A bystander who was seriously injured when a Minneapolis police officer tossed a flash-bang grenade into his vehicle has sued the department, saying police never should have resorted to the tactic.

Jerrod Burt and a friend were sitting in his parked car March 2 in the area of 1100 Van White Memorial Blvd. on the city's Near North Side when the stun device landed inside and detonated against Burt's body as he sat in the driver's seat, leaving him with second- and third-degree burns to his right arm and chest, the lawsuit alleges.

The suit, filed in federal court Thursday, seeks $6 million in damages.

"He was treated like crap and let me put it this way: This would not have happened in a different area of Minneapolis," said Steve Meshbesher, one of Burt's two attorneys.
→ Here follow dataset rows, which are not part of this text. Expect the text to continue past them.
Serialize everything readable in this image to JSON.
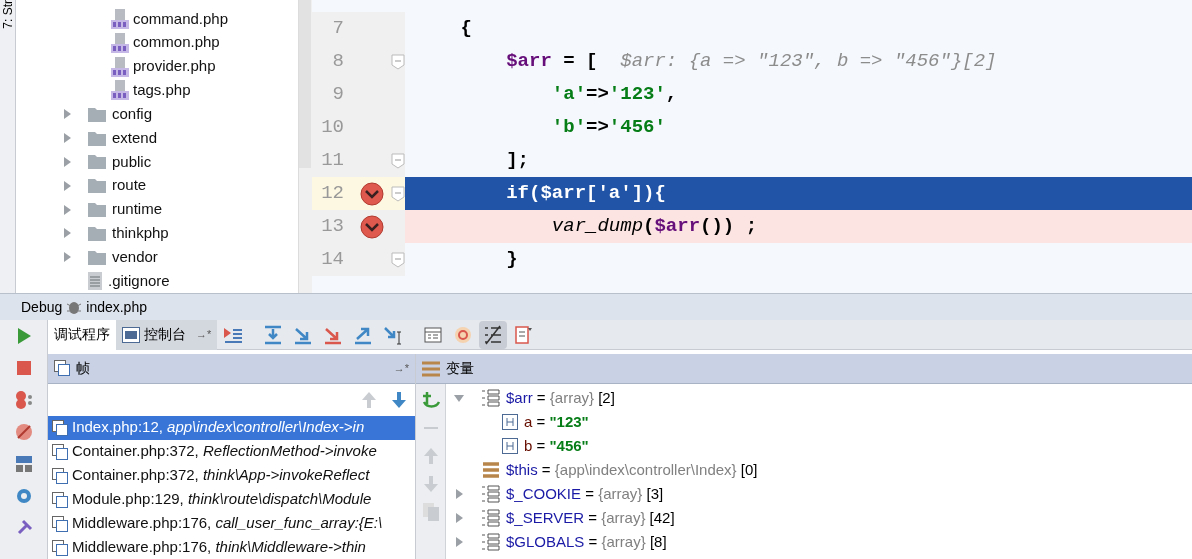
{
  "side_tab": {
    "label": "7: Str"
  },
  "project_tree": {
    "nested_files": [
      {
        "kind": "php",
        "label": "command.php"
      },
      {
        "kind": "php",
        "label": "common.php"
      },
      {
        "kind": "php",
        "label": "provider.php"
      },
      {
        "kind": "php",
        "label": "tags.php"
      }
    ],
    "items": [
      {
        "kind": "folder",
        "label": "config",
        "expanded": false
      },
      {
        "kind": "folder",
        "label": "extend",
        "expanded": false
      },
      {
        "kind": "folder",
        "label": "public",
        "expanded": false
      },
      {
        "kind": "folder",
        "label": "route",
        "expanded": false
      },
      {
        "kind": "folder",
        "label": "runtime",
        "expanded": false
      },
      {
        "kind": "folder",
        "label": "thinkphp",
        "expanded": false
      },
      {
        "kind": "folder",
        "label": "vendor",
        "expanded": false
      },
      {
        "kind": "text",
        "label": ".gitignore"
      }
    ]
  },
  "editor": {
    "lines": [
      {
        "number": "7",
        "breakpoint": false,
        "current": false,
        "fold": false,
        "tokens": [
          {
            "kind": "punct",
            "text": "    {"
          }
        ]
      },
      {
        "number": "8",
        "breakpoint": false,
        "current": false,
        "fold": true,
        "tokens": [
          {
            "kind": "var",
            "text": "        $arr"
          },
          {
            "kind": "punct",
            "text": " = [  "
          },
          {
            "kind": "hint",
            "text": "$arr: {a => \"123\", b => \"456\"}[2]"
          }
        ]
      },
      {
        "number": "9",
        "breakpoint": false,
        "current": false,
        "fold": false,
        "tokens": [
          {
            "kind": "string",
            "text": "            'a'"
          },
          {
            "kind": "punct",
            "text": "=>"
          },
          {
            "kind": "string",
            "text": "'123'"
          },
          {
            "kind": "punct",
            "text": ","
          }
        ]
      },
      {
        "number": "10",
        "breakpoint": false,
        "current": false,
        "fold": false,
        "tokens": [
          {
            "kind": "string",
            "text": "            'b'"
          },
          {
            "kind": "punct",
            "text": "=>"
          },
          {
            "kind": "string",
            "text": "'456'"
          }
        ]
      },
      {
        "number": "11",
        "breakpoint": false,
        "current": false,
        "fold": true,
        "tokens": [
          {
            "kind": "punct",
            "text": "        ];"
          }
        ]
      },
      {
        "number": "12",
        "breakpoint": true,
        "current": true,
        "fold": true,
        "tokens": [
          {
            "kind": "punct",
            "text": "        if("
          },
          {
            "kind": "var",
            "text": "$arr"
          },
          {
            "kind": "punct",
            "text": "['a']){"
          }
        ]
      },
      {
        "number": "13",
        "breakpoint": true,
        "current": false,
        "fold": false,
        "tokens": [
          {
            "kind": "func",
            "text": "            var_dump"
          },
          {
            "kind": "punct",
            "text": "("
          },
          {
            "kind": "var",
            "text": "$arr"
          },
          {
            "kind": "punct",
            "text": "()) ;"
          }
        ]
      },
      {
        "number": "14",
        "breakpoint": false,
        "current": false,
        "fold": true,
        "tokens": [
          {
            "kind": "punct",
            "text": "        }"
          }
        ]
      }
    ]
  },
  "debug": {
    "title": "Debug",
    "config": "index.php",
    "tabs": [
      {
        "label": "调试程序",
        "selected": true
      },
      {
        "label": "控制台",
        "selected": false,
        "pin": "→*"
      }
    ],
    "frames": {
      "title": "帧",
      "pin": "→*",
      "rows": [
        {
          "location": "Index.php:12,",
          "method": "app\\index\\controller\\Index->in",
          "selected": true
        },
        {
          "location": "Container.php:372,",
          "method": "ReflectionMethod->invoke",
          "selected": false
        },
        {
          "location": "Container.php:372,",
          "method": "think\\App->invokeReflect",
          "selected": false
        },
        {
          "location": "Module.php:129,",
          "method": "think\\route\\dispatch\\Module",
          "selected": false
        },
        {
          "location": "Middleware.php:176,",
          "method": "call_user_func_array:{E:\\",
          "selected": false
        },
        {
          "location": "Middleware.php:176,",
          "method": "think\\Middleware->thin",
          "selected": false
        }
      ]
    },
    "variables": {
      "title": "变量",
      "items": [
        {
          "kind": "array",
          "name": "$arr",
          "sep": "=",
          "type": "{array}",
          "count": "[2]",
          "expanded": true,
          "children": [
            {
              "kind": "scalar",
              "name": "a",
              "sep": "=",
              "value": "\"123\""
            },
            {
              "kind": "scalar",
              "name": "b",
              "sep": "=",
              "value": "\"456\""
            }
          ]
        },
        {
          "kind": "object",
          "name": "$this",
          "sep": "=",
          "type": "{app\\index\\controller\\Index}",
          "count": "[0]"
        },
        {
          "kind": "array",
          "name": "$_COOKIE",
          "sep": "=",
          "type": "{array}",
          "count": "[3]",
          "expanded": false
        },
        {
          "kind": "array",
          "name": "$_SERVER",
          "sep": "=",
          "type": "{array}",
          "count": "[42]",
          "expanded": false
        },
        {
          "kind": "array",
          "name": "$GLOBALS",
          "sep": "=",
          "type": "{array}",
          "count": "[8]",
          "expanded": false
        }
      ]
    }
  }
}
The suit says that Burt's friend, Leonard Sampson, who was in the passenger seat, was being sought by police for "nonviolent" drug charges, but a search warrant filed in the case didn't mention Burt or his vehicle, nor authorize "the unannounced entry of any other residence or vehicle." Further, police didn't find anything illegal inside the vehicle, the suit says.
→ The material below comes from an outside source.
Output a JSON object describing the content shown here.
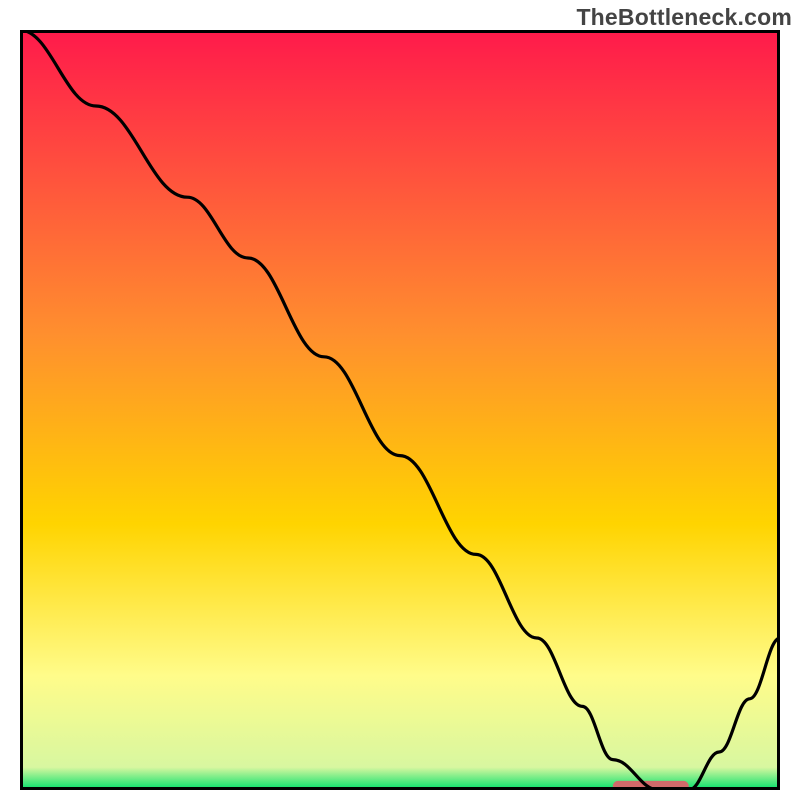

"While being initially treated at the back of an ambulance on scene, Mr. Burt asked one of the officers what was going on. In response, the officer informed Mr. Burt that the incident had nothing to do with him," the lawsuit read. "At the time Defendant John Doe deployed the grenade into Mr. Burt's vehicle, neither he nor any other law enforcement officers had reason to believe Mr. Sampson or Mr. Burt would react violently to law enforcement's execution of the warrant. No reasonable officer would have believed Mr. Sampson or Mr. Burt would have acted in a violent manner."

The Office of Police Conduct Review, which investigates complaints of misconduct against Minneapolis officers, has opened an inquiry into the March 2 incident, and a supervisor in the case has since been reassigned. Sgt. John Biederman, a decorated veteran detective, was reassigned from the weapons unit to the robbery unit in April, according to department records. Police spokesman John Elder said that the department routinely transfers officers between units for a variety of reasons, and that there was no indication that Biederman was reassigned because of the incident.
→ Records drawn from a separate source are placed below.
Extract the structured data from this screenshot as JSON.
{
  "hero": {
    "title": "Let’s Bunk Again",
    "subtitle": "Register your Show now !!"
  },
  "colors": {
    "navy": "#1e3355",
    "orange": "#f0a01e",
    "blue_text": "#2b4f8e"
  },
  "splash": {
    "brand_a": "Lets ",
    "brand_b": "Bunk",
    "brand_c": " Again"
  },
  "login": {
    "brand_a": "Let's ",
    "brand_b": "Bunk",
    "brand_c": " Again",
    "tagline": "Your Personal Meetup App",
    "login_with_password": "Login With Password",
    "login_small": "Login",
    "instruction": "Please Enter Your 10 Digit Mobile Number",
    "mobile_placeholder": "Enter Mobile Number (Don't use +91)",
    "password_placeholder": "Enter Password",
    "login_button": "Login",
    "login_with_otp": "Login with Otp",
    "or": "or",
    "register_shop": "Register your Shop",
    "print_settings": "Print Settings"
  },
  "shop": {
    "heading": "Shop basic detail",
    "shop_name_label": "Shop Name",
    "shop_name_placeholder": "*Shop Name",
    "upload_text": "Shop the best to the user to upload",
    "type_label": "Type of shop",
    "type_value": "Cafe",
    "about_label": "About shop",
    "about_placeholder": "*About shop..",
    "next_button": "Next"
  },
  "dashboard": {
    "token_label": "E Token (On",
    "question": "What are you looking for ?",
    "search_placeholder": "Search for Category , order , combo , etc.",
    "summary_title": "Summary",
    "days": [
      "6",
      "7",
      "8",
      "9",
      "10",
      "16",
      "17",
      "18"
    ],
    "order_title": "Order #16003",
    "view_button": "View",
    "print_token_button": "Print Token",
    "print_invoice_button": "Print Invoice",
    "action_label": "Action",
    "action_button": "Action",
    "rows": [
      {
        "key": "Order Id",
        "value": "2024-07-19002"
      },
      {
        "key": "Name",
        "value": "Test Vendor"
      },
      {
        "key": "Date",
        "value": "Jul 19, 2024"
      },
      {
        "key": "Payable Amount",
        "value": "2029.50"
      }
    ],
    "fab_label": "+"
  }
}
"I'm unaware of him being moved due to performance and I'm usually made aware of that stuff," said Elder.

A popular but controversial tactic used by SWAT teams, flash bangs emit deafening booms and bright flashes meant to momentarily disorient suspects and give officers key seconds to make tactical moves. But the devices, also known as concussion or stun grenades, have fallen out of favor with some departments in recent years after a series of costly settlements over incidents of fires, injuries and even deaths.

In 2011, Minneapolis officials approved a $1 million settlement after a botched drug raid the year before in which an officer threw a flash-bang grenade into a south Minneapolis apartment, burning the flesh off a woman's leg. Meshbesher said that he hasn't yet been able to establish who threw the flash-bang grenade because the department has been slow to turn over police reports.

"This is not the way things should be, and whatever gloves some lawyers use are off," Meshbesher said. "The gloves, I've taken them off — I'm not going to be nice about it."